— The task —
Restate the following entries exactly, including every line.

(Interface dataset entries)
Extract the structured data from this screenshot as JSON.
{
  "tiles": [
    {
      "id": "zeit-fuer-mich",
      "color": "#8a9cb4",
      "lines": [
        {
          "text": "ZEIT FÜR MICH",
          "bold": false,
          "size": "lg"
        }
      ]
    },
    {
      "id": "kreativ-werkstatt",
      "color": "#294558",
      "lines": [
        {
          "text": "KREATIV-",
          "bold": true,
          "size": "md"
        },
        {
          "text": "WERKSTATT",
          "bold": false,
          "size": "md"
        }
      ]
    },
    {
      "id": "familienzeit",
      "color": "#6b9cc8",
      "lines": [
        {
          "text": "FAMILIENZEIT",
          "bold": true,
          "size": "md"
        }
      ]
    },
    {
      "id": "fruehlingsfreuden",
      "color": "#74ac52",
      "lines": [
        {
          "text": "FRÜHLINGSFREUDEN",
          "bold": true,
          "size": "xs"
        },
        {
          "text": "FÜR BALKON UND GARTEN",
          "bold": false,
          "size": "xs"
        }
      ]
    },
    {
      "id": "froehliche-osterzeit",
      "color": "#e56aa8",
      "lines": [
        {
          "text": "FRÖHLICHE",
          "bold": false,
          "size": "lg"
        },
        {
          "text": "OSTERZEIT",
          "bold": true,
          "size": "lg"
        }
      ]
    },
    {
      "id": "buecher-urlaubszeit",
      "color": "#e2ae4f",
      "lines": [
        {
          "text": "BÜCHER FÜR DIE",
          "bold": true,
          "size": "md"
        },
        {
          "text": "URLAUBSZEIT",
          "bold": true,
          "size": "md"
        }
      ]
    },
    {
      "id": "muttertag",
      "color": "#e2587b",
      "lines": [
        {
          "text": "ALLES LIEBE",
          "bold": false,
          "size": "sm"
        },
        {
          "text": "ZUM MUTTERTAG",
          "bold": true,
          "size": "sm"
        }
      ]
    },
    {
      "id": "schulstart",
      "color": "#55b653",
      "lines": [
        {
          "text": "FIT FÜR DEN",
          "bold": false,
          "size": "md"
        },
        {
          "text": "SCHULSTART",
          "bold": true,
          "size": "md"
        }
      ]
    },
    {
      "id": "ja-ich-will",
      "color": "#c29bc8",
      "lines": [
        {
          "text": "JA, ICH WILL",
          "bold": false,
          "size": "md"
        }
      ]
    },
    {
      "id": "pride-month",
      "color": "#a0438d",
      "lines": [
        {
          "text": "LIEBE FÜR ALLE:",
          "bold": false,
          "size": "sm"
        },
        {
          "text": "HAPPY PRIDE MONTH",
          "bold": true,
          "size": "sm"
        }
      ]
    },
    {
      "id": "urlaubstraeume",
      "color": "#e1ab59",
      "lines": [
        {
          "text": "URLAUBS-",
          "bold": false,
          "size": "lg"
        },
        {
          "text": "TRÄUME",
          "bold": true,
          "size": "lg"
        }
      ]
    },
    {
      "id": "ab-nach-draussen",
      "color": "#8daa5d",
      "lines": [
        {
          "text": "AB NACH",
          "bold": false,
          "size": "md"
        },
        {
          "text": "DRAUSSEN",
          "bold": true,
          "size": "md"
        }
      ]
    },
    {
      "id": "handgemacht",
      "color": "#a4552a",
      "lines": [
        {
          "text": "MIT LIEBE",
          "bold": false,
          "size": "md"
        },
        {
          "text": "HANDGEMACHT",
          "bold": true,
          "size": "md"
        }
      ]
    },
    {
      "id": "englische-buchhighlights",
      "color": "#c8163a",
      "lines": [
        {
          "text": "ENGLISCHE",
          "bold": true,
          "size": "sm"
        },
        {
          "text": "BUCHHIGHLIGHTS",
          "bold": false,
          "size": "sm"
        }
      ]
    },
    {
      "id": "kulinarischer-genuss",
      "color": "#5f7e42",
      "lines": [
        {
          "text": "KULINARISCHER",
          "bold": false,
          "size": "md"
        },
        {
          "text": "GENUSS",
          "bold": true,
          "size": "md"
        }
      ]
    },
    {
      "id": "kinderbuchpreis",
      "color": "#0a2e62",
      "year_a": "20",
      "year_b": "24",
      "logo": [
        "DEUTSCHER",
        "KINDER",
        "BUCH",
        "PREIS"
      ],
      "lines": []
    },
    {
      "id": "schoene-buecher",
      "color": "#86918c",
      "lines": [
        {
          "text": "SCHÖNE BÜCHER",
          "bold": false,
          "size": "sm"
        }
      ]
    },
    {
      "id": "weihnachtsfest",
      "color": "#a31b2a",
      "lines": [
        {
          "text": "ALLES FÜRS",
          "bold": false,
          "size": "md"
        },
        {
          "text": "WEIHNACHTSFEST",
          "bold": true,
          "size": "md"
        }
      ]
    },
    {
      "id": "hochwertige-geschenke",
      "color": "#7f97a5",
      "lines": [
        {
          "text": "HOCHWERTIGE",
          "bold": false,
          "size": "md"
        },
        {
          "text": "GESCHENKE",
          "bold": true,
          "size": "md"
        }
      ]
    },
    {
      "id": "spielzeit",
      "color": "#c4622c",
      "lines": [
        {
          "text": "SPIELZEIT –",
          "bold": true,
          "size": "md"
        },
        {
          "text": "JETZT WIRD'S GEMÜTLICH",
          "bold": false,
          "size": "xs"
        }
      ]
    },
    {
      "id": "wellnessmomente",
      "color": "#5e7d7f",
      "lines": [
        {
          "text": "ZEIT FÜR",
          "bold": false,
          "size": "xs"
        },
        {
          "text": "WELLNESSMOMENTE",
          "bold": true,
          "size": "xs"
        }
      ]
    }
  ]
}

— Answer below —
Extract the structured data from this screenshot as JSON.
{
  "tiles": [
    {
      "id": "zeit-fuer-mich",
      "color": "#8a9cb4",
      "lines": [
        {
          "text": "ZEIT FÜR MICH",
          "bold": false,
          "size": "lg"
        }
      ]
    },
    {
      "id": "kreativ-werkstatt",
      "color": "#294558",
      "lines": [
        {
          "text": "KREATIV-",
          "bold": true,
          "size": "md"
        },
        {
          "text": "WERKSTATT",
          "bold": false,
          "size": "md"
        }
      ]
    },
    {
      "id": "familienzeit",
      "color": "#6b9cc8",
      "lines": [
        {
          "text": "FAMILIENZEIT",
          "bold": true,
          "size": "md"
        }
      ]
    },
    {
      "id": "fruehlingsfreuden",
      "color": "#74ac52",
      "lines": [
        {
          "text": "FRÜHLINGSFREUDEN",
          "bold": true,
          "size": "xs"
        },
        {
          "text": "FÜR BALKON UND GARTEN",
          "bold": false,
          "size": "xs"
        }
      ]
    },
    {
      "id": "froehliche-osterzeit",
      "color": "#e56aa8",
      "lines": [
        {
          "text": "FRÖHLICHE",
          "bold": false,
          "size": "lg"
        },
        {
          "text": "OSTERZEIT",
          "bold": true,
          "size": "lg"
        }
      ]
    },
    {
      "id": "buecher-urlaubszeit",
      "color": "#e2ae4f",
      "lines": [
        {
          "text": "BÜCHER FÜR DIE",
          "bold": true,
          "size": "md"
        },
        {
          "text": "URLAUBSZEIT",
          "bold": true,
          "size": "md"
        }
      ]
    },
    {
      "id": "muttertag",
      "color": "#e2587b",
      "lines": [
        {
          "text": "ALLES LIEBE",
          "bold": false,
          "size": "sm"
        },
        {
          "text": "ZUM MUTTERTAG",
          "bold": true,
          "size": "sm"
        }
      ]
    },
    {
      "id": "schulstart",
      "color": "#55b653",
      "lines": [
        {
          "text": "FIT FÜR DEN",
          "bold": false,
          "size": "md"
        },
        {
          "text": "SCHULSTART",
          "bold": true,
          "size": "md"
        }
      ]
    },
    {
      "id": "ja-ich-will",
      "color": "#c29bc8",
      "lines": [
        {
          "text": "JA, ICH WILL",
          "bold": false,
          "size": "md"
        }
      ]
    },
    {
      "id": "pride-month",
      "color": "#a0438d",
      "lines": [
        {
          "text": "LIEBE FÜR ALLE:",
          "bold": false,
          "size": "sm"
        },
        {
          "text": "HAPPY PRIDE MONTH",
          "bold": true,
          "size": "sm"
        }
      ]
    },
    {
      "id": "urlaubstraeume",
      "color": "#e1ab59",
      "lines": [
        {
          "text": "URLAUBS-",
          "bold": false,
          "size": "lg"
        },
        {
          "text": "TRÄUME",
          "bold": true,
          "size": "lg"
        }
      ]
    },
    {
      "id": "ab-nach-draussen",
      "color": "#8daa5d",
      "lines": [
        {
          "text": "AB NACH",
          "bold": false,
          "size": "md"
        },
        {
          "text": "DRAUSSEN",
          "bold": true,
          "size": "md"
        }
      ]
    },
    {
      "id": "handgemacht",
      "color": "#a4552a",
      "lines": [
        {
          "text": "MIT LIEBE",
          "bold": false,
          "size": "md"
        },
        {
          "text": "HANDGEMACHT",
          "bold": true,
          "size": "md"
        }
      ]
    },
    {
      "id": "englische-buchhighlights",
      "color": "#c8163a",
      "lines": [
        {
          "text": "ENGLISCHE",
          "bold": true,
          "size": "sm"
        },
        {
          "text": "BUCHHIGHLIGHTS",
          "bold": false,
          "size": "sm"
        }
      ]
    },
    {
      "id": "kulinarischer-genuss",
      "color": "#5f7e42",
      "lines": [
        {
          "text": "KULINARISCHER",
          "bold": false,
          "size": "md"
        },
        {
          "text": "GENUSS",
          "bold": true,
          "size": "md"
        }
      ]
    },
    {
      "id": "kinderbuchpreis",
      "color": "#0a2e62",
      "year_a": "20",
      "year_b": "24",
      "logo": [
        "DEUTSCHER",
        "KINDER",
        "BUCH",
        "PREIS"
      ],
      "lines": []
    },
    {
      "id": "schoene-buecher",
      "color": "#86918c",
      "lines": [
        {
          "text": "SCHÖNE BÜCHER",
          "bold": false,
          "size": "sm"
        }
      ]
    },
    {
      "id": "weihnachtsfest",
      "color": "#a31b2a",
      "lines": [
        {
          "text": "ALLES FÜRS",
          "bold": false,
          "size": "md"
        },
        {
          "text": "WEIHNACHTSFEST",
          "bold": true,
          "size": "md"
        }
      ]
    },
    {
      "id": "hochwertige-geschenke",
      "color": "#7f97a5",
      "lines": [
        {
          "text": "HOCHWERTIGE",
          "bold": false,
          "size": "md"
        },
        {
          "text": "GESCHENKE",
          "bold": true,
          "size": "md"
        }
      ]
    },
    {
      "id": "spielzeit",
      "color": "#c4622c",
      "lines": [
        {
          "text": "SPIELZEIT –",
          "bold": true,
          "size": "md"
        },
        {
          "text": "JETZT WIRD'S GEMÜTLICH",
          "bold": false,
          "size": "xs"
        }
      ]
    },
    {
      "id": "wellnessmomente",
      "color": "#5e7d7f",
      "lines": [
        {
          "text": "ZEIT FÜR",
          "bold": false,
          "size": "xs"
        },
        {
          "text": "WELLNESSMOMENTE",
          "bold": true,
          "size": "xs"
        }
      ]
    }
  ]
}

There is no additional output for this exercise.